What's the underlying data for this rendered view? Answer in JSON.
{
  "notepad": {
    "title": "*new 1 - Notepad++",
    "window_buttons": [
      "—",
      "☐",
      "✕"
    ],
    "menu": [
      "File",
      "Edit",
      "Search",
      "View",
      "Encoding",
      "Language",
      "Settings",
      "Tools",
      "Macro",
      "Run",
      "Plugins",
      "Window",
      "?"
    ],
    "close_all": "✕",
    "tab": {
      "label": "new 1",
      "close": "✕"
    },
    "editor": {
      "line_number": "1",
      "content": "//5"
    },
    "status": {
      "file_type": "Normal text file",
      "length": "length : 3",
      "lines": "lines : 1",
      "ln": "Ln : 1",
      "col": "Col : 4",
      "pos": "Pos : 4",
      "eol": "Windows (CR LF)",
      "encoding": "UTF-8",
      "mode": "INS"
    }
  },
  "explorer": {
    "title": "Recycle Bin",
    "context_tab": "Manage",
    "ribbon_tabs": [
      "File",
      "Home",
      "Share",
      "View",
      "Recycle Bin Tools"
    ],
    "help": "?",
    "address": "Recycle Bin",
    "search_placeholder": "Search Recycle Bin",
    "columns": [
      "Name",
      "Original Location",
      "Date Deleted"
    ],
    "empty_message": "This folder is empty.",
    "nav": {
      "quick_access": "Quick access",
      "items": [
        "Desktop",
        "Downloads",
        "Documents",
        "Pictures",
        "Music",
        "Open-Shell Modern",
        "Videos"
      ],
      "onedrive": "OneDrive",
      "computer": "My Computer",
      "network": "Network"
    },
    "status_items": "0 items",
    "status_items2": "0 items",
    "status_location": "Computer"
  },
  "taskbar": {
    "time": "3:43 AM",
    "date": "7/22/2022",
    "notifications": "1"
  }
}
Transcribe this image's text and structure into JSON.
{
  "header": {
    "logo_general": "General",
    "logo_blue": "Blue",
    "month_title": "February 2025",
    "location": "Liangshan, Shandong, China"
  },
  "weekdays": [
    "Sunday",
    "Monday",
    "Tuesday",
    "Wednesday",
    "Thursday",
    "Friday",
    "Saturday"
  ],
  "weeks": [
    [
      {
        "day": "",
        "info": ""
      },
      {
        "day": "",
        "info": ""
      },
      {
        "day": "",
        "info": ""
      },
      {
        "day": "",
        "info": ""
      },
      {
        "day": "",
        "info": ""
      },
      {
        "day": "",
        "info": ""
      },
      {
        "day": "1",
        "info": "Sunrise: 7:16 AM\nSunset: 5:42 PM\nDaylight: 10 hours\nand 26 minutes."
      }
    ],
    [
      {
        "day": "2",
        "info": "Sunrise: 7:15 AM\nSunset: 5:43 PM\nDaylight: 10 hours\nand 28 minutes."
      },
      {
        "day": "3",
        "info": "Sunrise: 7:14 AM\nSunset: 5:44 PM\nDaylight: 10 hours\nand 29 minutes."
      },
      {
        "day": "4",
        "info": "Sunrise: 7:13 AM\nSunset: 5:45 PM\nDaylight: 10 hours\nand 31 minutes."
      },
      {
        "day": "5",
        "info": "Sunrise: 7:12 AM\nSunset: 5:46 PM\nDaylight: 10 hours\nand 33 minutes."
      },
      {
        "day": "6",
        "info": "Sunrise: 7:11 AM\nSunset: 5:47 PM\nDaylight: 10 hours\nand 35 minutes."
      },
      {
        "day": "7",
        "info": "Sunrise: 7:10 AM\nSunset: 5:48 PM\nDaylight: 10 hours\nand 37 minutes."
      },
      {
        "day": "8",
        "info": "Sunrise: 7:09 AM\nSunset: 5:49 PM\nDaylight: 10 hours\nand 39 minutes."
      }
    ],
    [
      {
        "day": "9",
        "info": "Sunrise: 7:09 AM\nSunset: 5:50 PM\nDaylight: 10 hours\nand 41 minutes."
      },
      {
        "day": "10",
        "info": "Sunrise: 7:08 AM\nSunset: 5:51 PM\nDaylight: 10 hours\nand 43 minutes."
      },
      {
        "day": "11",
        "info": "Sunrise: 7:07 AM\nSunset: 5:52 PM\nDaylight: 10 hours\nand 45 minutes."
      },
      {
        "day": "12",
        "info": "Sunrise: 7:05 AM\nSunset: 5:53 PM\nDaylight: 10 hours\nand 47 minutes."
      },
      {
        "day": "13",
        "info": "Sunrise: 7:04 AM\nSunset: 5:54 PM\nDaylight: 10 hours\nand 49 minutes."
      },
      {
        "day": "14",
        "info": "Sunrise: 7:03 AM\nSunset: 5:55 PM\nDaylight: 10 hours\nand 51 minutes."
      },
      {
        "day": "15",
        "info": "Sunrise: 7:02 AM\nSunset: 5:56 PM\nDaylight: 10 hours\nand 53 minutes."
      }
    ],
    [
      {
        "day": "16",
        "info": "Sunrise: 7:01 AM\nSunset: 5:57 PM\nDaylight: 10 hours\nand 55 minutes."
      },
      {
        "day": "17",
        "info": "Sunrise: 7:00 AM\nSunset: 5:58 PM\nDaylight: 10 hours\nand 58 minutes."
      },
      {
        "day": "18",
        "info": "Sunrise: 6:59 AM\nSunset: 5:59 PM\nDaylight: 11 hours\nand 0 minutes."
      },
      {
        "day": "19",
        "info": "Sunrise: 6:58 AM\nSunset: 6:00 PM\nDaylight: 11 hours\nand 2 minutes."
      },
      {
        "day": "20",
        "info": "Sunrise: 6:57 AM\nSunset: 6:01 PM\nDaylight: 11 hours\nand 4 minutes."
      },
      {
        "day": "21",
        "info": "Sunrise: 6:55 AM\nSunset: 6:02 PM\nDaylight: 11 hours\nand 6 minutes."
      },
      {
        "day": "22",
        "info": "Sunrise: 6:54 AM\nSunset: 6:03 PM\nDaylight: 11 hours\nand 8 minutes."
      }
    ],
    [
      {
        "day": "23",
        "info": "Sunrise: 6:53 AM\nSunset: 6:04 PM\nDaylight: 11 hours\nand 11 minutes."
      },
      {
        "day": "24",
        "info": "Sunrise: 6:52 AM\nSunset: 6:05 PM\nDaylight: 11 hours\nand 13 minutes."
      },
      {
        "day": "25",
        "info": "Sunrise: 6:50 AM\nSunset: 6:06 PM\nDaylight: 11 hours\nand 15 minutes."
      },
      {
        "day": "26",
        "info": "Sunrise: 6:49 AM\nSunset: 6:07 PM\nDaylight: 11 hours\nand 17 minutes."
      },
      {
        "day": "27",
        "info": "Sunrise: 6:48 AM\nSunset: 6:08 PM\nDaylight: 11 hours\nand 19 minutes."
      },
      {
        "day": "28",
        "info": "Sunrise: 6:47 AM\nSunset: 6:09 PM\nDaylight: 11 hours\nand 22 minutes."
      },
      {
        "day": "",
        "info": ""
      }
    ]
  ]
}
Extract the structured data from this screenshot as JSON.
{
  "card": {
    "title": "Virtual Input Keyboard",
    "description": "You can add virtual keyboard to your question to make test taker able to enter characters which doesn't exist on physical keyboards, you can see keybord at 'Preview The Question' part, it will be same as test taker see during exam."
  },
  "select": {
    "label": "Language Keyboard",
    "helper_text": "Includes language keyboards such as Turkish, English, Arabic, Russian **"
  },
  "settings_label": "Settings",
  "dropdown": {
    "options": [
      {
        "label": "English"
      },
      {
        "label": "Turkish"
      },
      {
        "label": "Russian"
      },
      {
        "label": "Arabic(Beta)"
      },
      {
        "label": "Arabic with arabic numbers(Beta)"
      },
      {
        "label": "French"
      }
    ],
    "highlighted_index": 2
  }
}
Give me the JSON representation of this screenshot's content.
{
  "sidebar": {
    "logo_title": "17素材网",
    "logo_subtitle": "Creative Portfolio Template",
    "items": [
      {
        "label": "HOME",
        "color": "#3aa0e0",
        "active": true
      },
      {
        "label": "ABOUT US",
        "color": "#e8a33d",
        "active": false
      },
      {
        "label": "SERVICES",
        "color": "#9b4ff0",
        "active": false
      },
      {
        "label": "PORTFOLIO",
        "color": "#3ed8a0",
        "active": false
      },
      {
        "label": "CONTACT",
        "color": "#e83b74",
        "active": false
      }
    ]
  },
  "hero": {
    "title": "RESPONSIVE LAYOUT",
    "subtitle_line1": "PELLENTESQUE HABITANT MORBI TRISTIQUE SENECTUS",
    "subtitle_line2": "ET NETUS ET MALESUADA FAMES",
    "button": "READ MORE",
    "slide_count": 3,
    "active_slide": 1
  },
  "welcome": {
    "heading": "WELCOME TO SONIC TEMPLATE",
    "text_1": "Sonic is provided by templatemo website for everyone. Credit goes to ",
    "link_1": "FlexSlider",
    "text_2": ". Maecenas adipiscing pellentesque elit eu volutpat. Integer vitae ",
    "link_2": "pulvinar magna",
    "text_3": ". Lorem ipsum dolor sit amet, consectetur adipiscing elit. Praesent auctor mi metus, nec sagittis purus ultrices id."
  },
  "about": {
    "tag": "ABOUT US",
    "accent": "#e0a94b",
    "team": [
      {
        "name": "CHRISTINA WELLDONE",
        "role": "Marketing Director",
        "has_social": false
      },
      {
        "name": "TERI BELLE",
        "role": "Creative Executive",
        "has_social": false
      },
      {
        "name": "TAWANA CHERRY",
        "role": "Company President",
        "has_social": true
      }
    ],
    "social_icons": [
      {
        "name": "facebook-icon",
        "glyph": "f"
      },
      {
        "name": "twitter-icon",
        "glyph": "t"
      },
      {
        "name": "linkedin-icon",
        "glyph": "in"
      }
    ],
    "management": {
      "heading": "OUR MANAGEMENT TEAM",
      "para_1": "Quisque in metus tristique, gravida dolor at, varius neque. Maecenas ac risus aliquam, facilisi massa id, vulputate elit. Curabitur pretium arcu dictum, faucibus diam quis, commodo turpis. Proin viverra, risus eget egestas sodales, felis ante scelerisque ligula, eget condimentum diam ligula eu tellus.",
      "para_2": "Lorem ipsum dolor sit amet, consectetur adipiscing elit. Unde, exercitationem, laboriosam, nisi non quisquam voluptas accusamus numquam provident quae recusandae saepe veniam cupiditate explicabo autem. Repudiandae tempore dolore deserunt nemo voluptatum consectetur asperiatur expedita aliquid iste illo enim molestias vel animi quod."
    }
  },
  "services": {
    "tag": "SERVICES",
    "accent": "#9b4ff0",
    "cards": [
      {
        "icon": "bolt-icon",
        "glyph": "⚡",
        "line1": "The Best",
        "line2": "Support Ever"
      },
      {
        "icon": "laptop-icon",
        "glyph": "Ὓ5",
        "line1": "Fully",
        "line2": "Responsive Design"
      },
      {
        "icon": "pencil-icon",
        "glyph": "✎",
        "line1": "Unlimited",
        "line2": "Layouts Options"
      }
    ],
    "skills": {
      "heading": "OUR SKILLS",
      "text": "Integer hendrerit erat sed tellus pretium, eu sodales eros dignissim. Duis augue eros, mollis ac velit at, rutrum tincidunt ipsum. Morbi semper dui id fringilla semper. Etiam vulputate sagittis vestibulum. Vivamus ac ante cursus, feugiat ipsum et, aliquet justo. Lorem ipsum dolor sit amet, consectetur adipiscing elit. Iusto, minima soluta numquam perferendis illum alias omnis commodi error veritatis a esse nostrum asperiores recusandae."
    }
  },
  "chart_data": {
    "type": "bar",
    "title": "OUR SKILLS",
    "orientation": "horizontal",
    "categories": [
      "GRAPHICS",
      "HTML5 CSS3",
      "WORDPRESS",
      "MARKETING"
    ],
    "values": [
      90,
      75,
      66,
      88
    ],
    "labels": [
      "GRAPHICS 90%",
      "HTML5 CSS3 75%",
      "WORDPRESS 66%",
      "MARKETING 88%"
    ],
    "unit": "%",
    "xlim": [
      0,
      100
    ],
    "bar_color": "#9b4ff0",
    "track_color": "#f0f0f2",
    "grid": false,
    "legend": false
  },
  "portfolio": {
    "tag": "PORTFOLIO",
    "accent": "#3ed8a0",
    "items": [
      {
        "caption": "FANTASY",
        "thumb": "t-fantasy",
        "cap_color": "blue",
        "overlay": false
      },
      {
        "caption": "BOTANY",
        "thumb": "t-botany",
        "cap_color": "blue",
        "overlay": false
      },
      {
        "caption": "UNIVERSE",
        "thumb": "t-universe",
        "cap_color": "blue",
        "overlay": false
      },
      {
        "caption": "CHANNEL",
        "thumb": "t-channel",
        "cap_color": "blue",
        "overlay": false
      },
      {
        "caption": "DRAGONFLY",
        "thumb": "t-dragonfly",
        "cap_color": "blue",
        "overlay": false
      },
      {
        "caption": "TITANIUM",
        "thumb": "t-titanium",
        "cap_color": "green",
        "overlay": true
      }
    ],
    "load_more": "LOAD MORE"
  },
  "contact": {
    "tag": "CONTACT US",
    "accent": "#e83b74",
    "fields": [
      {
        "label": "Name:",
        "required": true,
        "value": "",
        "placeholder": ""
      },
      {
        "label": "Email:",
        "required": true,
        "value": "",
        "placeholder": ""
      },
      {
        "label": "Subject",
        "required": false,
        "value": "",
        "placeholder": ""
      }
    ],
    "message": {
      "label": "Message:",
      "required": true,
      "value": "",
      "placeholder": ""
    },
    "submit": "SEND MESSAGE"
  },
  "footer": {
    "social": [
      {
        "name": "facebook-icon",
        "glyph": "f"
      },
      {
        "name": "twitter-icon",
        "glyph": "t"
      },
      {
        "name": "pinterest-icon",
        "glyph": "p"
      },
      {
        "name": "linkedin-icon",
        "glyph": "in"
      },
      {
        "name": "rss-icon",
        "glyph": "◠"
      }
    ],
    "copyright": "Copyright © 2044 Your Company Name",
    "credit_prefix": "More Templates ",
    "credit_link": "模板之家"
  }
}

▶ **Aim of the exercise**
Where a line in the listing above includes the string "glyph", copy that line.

▶ **Task solution**
        "glyph": "f"
        "glyph": "t"
        "glyph": "in"
        "glyph": "⚡",
        "glyph": "Ὓ5",
        "glyph": "✎",
        "glyph": "f"
        "glyph": "t"
        "glyph": "p"
        "glyph": "in"
        "glyph": "◠"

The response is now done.